→ Goal of the exercise:
Go over the entries below line by line, copying each one that contains the word "label".

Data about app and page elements
○ ○ ○ ○ ○ ○ ○
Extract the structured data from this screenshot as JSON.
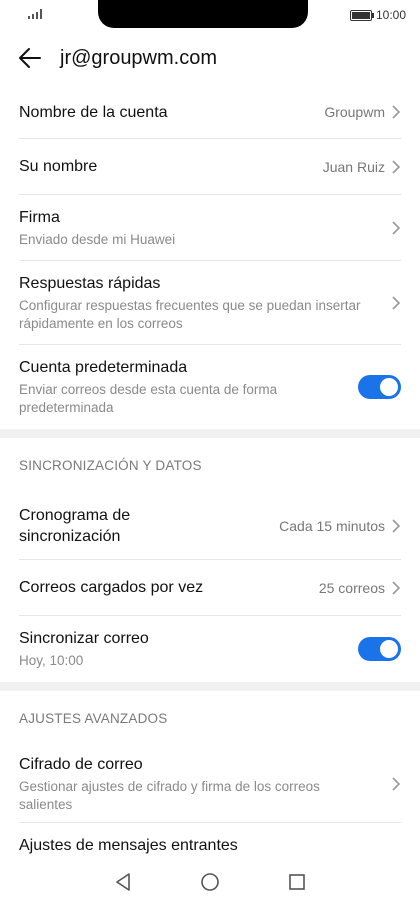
{
  "status": {
    "time": "10:00"
  },
  "header": {
    "title": "jr@groupwm.com"
  },
  "rows": {
    "account_name": {
      "label": "Nombre de la cuenta",
      "value": "Groupwm"
    },
    "your_name": {
      "label": "Su nombre",
      "value": "Juan Ruiz"
    },
    "signature": {
      "label": "Firma",
      "sub": "Enviado desde mi Huawei"
    },
    "quick_replies": {
      "label": "Respuestas rápidas",
      "sub": "Configurar respuestas frecuentes que se puedan insertar rápidamente en los correos"
    },
    "default_account": {
      "label": "Cuenta predeterminada",
      "sub": "Enviar correos desde esta cuenta de forma predeterminada",
      "enabled": true
    }
  },
  "sync_section": {
    "title": "SINCRONIZACIÓN Y DATOS",
    "schedule": {
      "label": "Cronograma de sincronización",
      "value": "Cada 15 minutos"
    },
    "per_load": {
      "label": "Correos cargados por vez",
      "value": "25 correos"
    },
    "sync_mail": {
      "label": "Sincronizar correo",
      "sub": "Hoy, 10:00",
      "enabled": true
    }
  },
  "advanced_section": {
    "title": "AJUSTES AVANZADOS",
    "encryption": {
      "label": "Cifrado de correo",
      "sub": "Gestionar ajustes de cifrado y firma de los correos salientes"
    },
    "incoming": {
      "label": "Ajustes de mensajes entrantes"
    }
  },
  "icons": {
    "back": "arrow-left-icon",
    "chevron": "chevron-right-icon",
    "nav": [
      "back-triangle-icon",
      "home-circle-icon",
      "recents-square-icon"
    ]
  },
  "colors": {
    "accent": "#1a73e8",
    "separator": "#f1f1f1"
  }
}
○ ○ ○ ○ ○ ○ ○
→ Your response:
      "label": "Nombre de la cuenta",
      "label": "Su nombre",
      "label": "Firma",
      "label": "Respuestas rápidas",
      "label": "Cuenta predeterminada",
      "label": "Cronograma de sincronización",
      "label": "Correos cargados por vez",
      "label": "Sincronizar correo",
      "label": "Cifrado de correo",
      "label": "Ajustes de mensajes entrantes"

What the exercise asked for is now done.